| TASK |
I'd like the entire listing output verbatim, apart from the pictures.

| PROVIDED ENTRIES |
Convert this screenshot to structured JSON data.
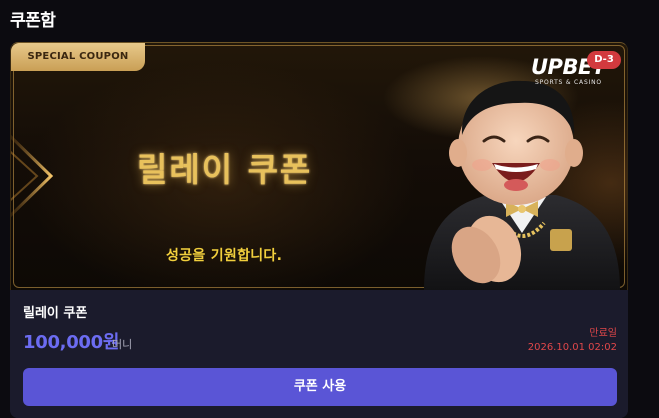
{
  "header": {
    "title": "쿠폰함"
  },
  "coupon": {
    "badge": "SPECIAL COUPON",
    "banner_title": "릴레이 쿠폰",
    "banner_subtitle": "성공을 기원합니다.",
    "brand": {
      "name": "UPBET",
      "tagline": "SPORTS & CASINO"
    },
    "dday": "D-3",
    "name": "릴레이 쿠폰",
    "amount": "100,000원",
    "amount_unit": "머니",
    "expiry_label": "만료일",
    "expiry_date": "2026.10.01 02:02",
    "use_button_label": "쿠폰 사용"
  },
  "colors": {
    "accent": "#5a55d6",
    "amount": "#6c6cf2",
    "expiry": "#e0474a",
    "gold": "#e8c15c",
    "badge": "#d23a3e"
  }
}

| THE COMPLETED TASK |
Convert this screenshot to structured JSON data.
{
  "header": {
    "title": "쿠폰함"
  },
  "coupon": {
    "badge": "SPECIAL COUPON",
    "banner_title": "릴레이 쿠폰",
    "banner_subtitle": "성공을 기원합니다.",
    "brand": {
      "name": "UPBET",
      "tagline": "SPORTS & CASINO"
    },
    "dday": "D-3",
    "name": "릴레이 쿠폰",
    "amount": "100,000원",
    "amount_unit": "머니",
    "expiry_label": "만료일",
    "expiry_date": "2026.10.01 02:02",
    "use_button_label": "쿠폰 사용"
  },
  "colors": {
    "accent": "#5a55d6",
    "amount": "#6c6cf2",
    "expiry": "#e0474a",
    "gold": "#e8c15c",
    "badge": "#d23a3e"
  }
}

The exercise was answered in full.